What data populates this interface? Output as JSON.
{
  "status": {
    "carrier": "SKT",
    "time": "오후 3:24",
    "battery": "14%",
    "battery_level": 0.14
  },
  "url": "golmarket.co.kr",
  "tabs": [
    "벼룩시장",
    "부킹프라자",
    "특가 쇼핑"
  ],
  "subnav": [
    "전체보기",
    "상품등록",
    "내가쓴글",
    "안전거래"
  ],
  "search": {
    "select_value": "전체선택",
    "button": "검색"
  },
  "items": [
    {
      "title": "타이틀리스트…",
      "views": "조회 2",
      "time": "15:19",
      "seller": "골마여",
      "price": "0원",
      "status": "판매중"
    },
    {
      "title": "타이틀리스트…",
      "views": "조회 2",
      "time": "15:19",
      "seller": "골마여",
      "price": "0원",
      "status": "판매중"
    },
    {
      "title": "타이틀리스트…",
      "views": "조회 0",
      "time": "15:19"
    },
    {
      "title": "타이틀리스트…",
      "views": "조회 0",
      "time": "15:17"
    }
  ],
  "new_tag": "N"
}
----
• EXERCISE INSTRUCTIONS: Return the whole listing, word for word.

• WRITTEN REPLY:
What data populates this interface? Output as JSON.
{
  "status": {
    "carrier": "SKT",
    "time": "오후 3:24",
    "battery": "14%",
    "battery_level": 0.14
  },
  "url": "golmarket.co.kr",
  "tabs": [
    "벼룩시장",
    "부킹프라자",
    "특가 쇼핑"
  ],
  "subnav": [
    "전체보기",
    "상품등록",
    "내가쓴글",
    "안전거래"
  ],
  "search": {
    "select_value": "전체선택",
    "button": "검색"
  },
  "items": [
    {
      "title": "타이틀리스트…",
      "views": "조회 2",
      "time": "15:19",
      "seller": "골마여",
      "price": "0원",
      "status": "판매중"
    },
    {
      "title": "타이틀리스트…",
      "views": "조회 2",
      "time": "15:19",
      "seller": "골마여",
      "price": "0원",
      "status": "판매중"
    },
    {
      "title": "타이틀리스트…",
      "views": "조회 0",
      "time": "15:19"
    },
    {
      "title": "타이틀리스트…",
      "views": "조회 0",
      "time": "15:17"
    }
  ],
  "new_tag": "N"
}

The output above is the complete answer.